**Work to be completed**
Each line of the data below that contains "Image" must be copied.
─── Data shown ───
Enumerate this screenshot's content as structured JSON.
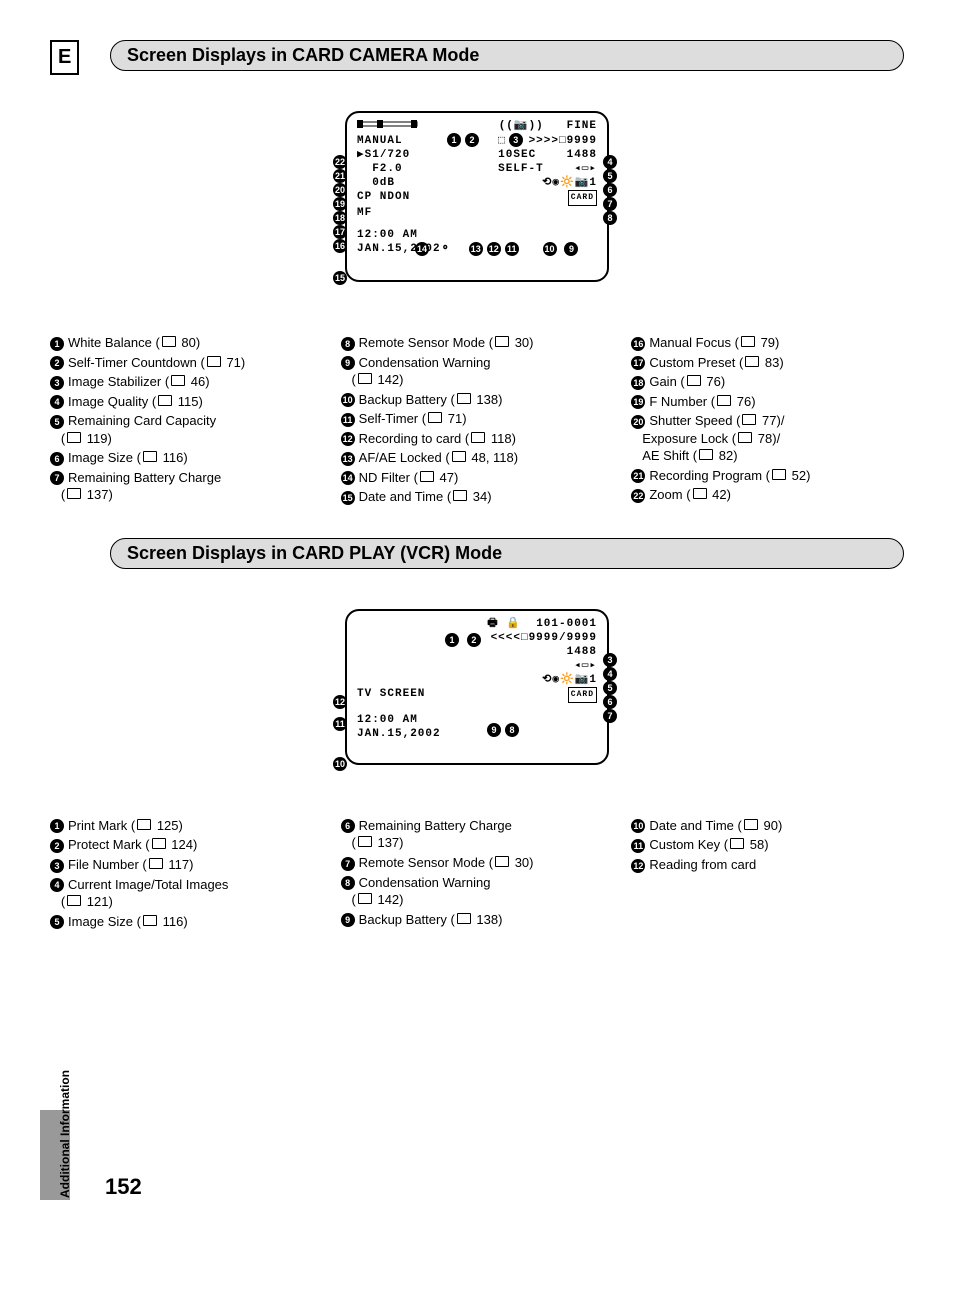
{
  "lang_tag": "E",
  "side_tab": "Additional Information",
  "page_number": "152",
  "section1": {
    "title": "Screen Displays in CARD CAMERA Mode",
    "screen": {
      "r1_right": "FINE",
      "r2_left": "MANUAL",
      "r2_right": ">>>>□9999",
      "r3_left": "▶S1/720",
      "r3_mid": "10SEC",
      "r3_right": "1488",
      "r4_left": "  F2.0",
      "r4_mid": "SELF-T",
      "r5_left": "  0dB",
      "r5_right": "1",
      "r6_left": "CP NDON",
      "r7_left": "MF",
      "r8_left": "12:00 AM",
      "r9_left": "JAN.15,2002"
    },
    "legend": [
      {
        "n": 1,
        "t": "White Balance",
        "p": "80"
      },
      {
        "n": 2,
        "t": "Self-Timer Countdown",
        "p": "71"
      },
      {
        "n": 3,
        "t": "Image Stabilizer",
        "p": "46"
      },
      {
        "n": 4,
        "t": "Image Quality",
        "p": "115"
      },
      {
        "n": 5,
        "t": "Remaining Card Capacity",
        "p": "119"
      },
      {
        "n": 6,
        "t": "Image Size",
        "p": "116"
      },
      {
        "n": 7,
        "t": "Remaining Battery Charge",
        "p": "137"
      },
      {
        "n": 8,
        "t": "Remote Sensor Mode",
        "p": "30"
      },
      {
        "n": 9,
        "t": "Condensation Warning",
        "p": "142"
      },
      {
        "n": 10,
        "t": "Backup Battery",
        "p": "138"
      },
      {
        "n": 11,
        "t": "Self-Timer",
        "p": "71"
      },
      {
        "n": 12,
        "t": "Recording to card",
        "p": "118"
      },
      {
        "n": 13,
        "t": "AF/AE Locked",
        "p": "48, 118"
      },
      {
        "n": 14,
        "t": "ND Filter",
        "p": "47"
      },
      {
        "n": 15,
        "t": "Date and Time",
        "p": "34"
      },
      {
        "n": 16,
        "t": "Manual Focus",
        "p": "79"
      },
      {
        "n": 17,
        "t": "Custom Preset",
        "p": "83"
      },
      {
        "n": 18,
        "t": "Gain",
        "p": "76"
      },
      {
        "n": 19,
        "t": "F Number",
        "p": "76"
      },
      {
        "n": 20,
        "t": "Shutter Speed",
        "p": "77",
        "extra1": "Exposure Lock",
        "extra1p": "78",
        "extra2": "AE Shift",
        "extra2p": "82"
      },
      {
        "n": 21,
        "t": "Recording Program",
        "p": "52"
      },
      {
        "n": 22,
        "t": "Zoom",
        "p": "42"
      }
    ]
  },
  "section2": {
    "title": "Screen Displays in CARD PLAY (VCR) Mode",
    "screen": {
      "r1_right": "101-0001",
      "r2_right": "<<<<□9999/9999",
      "r3_right": "1488",
      "r4_right": "1",
      "r5_left": "TV SCREEN",
      "r6_left": "12:00 AM",
      "r7_left": "JAN.15,2002"
    },
    "legend": [
      {
        "n": 1,
        "t": "Print Mark",
        "p": "125"
      },
      {
        "n": 2,
        "t": "Protect Mark",
        "p": "124"
      },
      {
        "n": 3,
        "t": "File Number",
        "p": "117"
      },
      {
        "n": 4,
        "t": "Current Image/Total Images",
        "p": "121"
      },
      {
        "n": 5,
        "t": "Image Size",
        "p": "116"
      },
      {
        "n": 6,
        "t": "Remaining Battery Charge",
        "p": "137"
      },
      {
        "n": 7,
        "t": "Remote Sensor Mode",
        "p": "30"
      },
      {
        "n": 8,
        "t": "Condensation Warning",
        "p": "142"
      },
      {
        "n": 9,
        "t": "Backup Battery",
        "p": "138"
      },
      {
        "n": 10,
        "t": "Date and Time",
        "p": "90"
      },
      {
        "n": 11,
        "t": "Custom Key",
        "p": "58"
      },
      {
        "n": 12,
        "t": "Reading from card"
      }
    ]
  }
}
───
**Your response**
        "t": "Image Stabilizer",
        "t": "Image Quality",
        "t": "Image Size",
        "t": "Current Image/Total Images",
        "t": "Image Size",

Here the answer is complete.